Other names1,4-Androstadiene-3,17-dione; 1-Dehydroandrostenedione
Routes of
CAS Number
PubChem CID
CompTox Dashboard (EPA)
ECHA InfoCard100.011.798 Edit this at Wikidata
Chemical and physical data
Molar mass284.39 g/mol g·mol−1
3D model (JSmol)

Boldione, also known as androstadienedione or 1-dehydroandrostenedione, as well as 1,4-androstadiene-3,17-dione, is an important industrial precursor for various steroid hormones.[1] In the United States the chemical is regulated as a Schedule III Controlled Substance.


Androstadienedione is an important industrial-scale precursor for a wide variety of steroid hormones within the estrane and androstane classifications.[1]


Androstadienedione is obtained in high yield from both plant and animal sterols by biotransformation.[1] The chemical is a common byproduct derived from other processes (e.g. vegetable oil deodorization and the production of lanolin from wool processing). The product is produced in a single step via a simultaneous side-chain cleavage at the C17 position and an alcohol oxidation in the C3 position.[2]


United States[edit]

In 2004 the United States Congress passed the Anabolic Steroid Control Act of 2005 which placed 36 steroids and over-the-counter prohormones into schedule III of the Controlled Substances Act. In this legislation boldenone was classified as a controlled substance and boldione remained legal.[3] In April 2008 the United States Drug Enforcement Administration published an "Initial Notice of Proposed Rulemaking" concerning the scheduling of three anabolic substances: boldione, desoxymethyltestosterone, and dienedione.

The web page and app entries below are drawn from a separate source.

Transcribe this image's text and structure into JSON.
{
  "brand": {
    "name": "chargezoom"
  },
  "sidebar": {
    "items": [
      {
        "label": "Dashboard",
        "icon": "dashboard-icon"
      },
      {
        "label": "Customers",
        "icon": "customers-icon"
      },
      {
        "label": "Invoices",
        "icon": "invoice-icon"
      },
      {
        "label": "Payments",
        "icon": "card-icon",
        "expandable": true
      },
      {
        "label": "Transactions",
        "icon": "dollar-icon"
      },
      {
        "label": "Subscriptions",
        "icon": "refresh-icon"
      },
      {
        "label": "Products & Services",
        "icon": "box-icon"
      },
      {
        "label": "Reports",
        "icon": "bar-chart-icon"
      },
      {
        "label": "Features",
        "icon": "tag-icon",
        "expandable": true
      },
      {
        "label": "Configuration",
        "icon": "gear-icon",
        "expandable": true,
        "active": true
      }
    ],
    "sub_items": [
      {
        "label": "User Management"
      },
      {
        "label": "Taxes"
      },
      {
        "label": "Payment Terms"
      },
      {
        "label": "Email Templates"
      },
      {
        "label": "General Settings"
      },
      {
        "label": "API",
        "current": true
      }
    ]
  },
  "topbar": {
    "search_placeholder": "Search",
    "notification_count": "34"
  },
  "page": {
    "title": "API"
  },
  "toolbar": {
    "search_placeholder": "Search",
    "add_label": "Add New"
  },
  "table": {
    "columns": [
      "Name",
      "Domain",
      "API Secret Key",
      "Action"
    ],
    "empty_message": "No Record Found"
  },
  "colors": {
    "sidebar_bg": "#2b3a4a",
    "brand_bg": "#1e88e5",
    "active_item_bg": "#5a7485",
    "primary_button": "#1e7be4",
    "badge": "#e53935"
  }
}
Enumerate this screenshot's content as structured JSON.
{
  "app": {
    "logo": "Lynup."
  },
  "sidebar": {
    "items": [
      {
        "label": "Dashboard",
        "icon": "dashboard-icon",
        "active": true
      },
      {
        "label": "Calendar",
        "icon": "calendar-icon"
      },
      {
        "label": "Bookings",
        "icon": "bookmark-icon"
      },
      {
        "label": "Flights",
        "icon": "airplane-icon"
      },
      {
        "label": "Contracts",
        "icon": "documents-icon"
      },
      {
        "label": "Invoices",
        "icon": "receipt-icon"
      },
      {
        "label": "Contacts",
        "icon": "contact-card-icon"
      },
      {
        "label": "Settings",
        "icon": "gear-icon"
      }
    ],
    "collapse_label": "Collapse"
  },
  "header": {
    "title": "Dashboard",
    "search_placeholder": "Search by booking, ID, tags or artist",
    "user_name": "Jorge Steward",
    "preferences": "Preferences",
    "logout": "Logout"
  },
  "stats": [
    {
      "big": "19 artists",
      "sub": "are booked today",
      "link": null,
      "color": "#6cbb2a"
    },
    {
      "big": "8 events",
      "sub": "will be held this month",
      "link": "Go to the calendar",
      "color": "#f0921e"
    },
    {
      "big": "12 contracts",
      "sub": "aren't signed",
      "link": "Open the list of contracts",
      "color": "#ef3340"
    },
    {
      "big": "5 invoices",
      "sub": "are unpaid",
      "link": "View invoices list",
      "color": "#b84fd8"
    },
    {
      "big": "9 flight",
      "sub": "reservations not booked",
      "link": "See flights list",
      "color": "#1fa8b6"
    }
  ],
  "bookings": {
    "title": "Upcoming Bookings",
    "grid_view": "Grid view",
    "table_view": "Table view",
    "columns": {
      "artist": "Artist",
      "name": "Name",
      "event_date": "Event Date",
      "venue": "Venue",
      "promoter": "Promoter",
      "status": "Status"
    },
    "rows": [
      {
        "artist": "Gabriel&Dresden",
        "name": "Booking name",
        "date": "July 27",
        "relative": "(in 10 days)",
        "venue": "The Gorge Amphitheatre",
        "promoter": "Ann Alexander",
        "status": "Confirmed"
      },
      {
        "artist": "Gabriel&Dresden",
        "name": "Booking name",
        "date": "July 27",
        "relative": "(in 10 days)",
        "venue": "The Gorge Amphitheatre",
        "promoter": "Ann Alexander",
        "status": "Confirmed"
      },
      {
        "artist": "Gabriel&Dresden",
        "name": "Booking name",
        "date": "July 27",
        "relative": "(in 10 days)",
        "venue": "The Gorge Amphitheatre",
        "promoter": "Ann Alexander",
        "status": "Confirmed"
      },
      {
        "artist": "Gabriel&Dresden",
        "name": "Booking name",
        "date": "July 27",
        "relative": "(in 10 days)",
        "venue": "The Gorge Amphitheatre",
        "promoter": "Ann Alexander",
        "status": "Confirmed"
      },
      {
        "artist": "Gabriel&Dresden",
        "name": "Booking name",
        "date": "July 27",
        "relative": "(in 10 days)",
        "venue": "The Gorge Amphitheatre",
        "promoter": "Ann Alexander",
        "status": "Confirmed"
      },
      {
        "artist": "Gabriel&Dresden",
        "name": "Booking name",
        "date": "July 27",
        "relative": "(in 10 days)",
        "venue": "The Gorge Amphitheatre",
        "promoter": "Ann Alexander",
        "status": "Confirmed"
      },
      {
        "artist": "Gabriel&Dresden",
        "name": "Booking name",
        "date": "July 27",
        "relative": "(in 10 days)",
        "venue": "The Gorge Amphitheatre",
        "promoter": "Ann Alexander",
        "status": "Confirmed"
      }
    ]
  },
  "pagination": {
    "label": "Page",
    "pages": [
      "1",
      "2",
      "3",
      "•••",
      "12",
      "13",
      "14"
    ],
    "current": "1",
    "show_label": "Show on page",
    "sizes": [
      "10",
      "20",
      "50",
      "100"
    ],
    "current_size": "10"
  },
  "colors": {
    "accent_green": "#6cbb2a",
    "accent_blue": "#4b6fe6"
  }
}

In 2008, at the time of the proposal, these three substances were listed as ingredients in more than 58 dietary supplements which were available for purchase over the counter.[3] Effective January 4, 2010 these three chemicals, including boldione, were classified as Schedule III Controlled Substances and became illegal in the United States.[4]


Boldione is on the World Anti-Doping Agency's list of prohibited substances,[5] and is therefore banned from use in most major sports.


  1. ^ a b c Sandow, Jürgen; Scheiffele, Ekkehard; Haring, Michael; Neef, Günter; Prezewowsky, Klaus; Stache, Ulrich (2000). "Hormones". Ullmann's Encyclopedia of Industrial Chemistry. doi:10.1002/14356007.a13_089. ISBN 3527306730.
  2. ^ Hesselink, Paul G.M.; Vliet, Steven van; Vries, Harrie de; Witholt, Bernard (1989). "Optimization of steroid side chain cleavage by Mycobacterium sp. in the presence of cyclodextrins". Enzyme and Microbial Technology. 11 (7): 398–404. doi:10.1016/0141-0229(89)90133-6.
  3. ^ a b "Archived copy" (PDF). Archived from the original (PDF) on 2010-10-17. Retrieved 2010-10-20.CS1 maint: archived copy as title (link)
  4. ^
  5. ^ "The World Anti-Doping Code: The 2020 Prohibited List" (PDF). World Anti-Doping Agency. Retrieved 2019-12-28.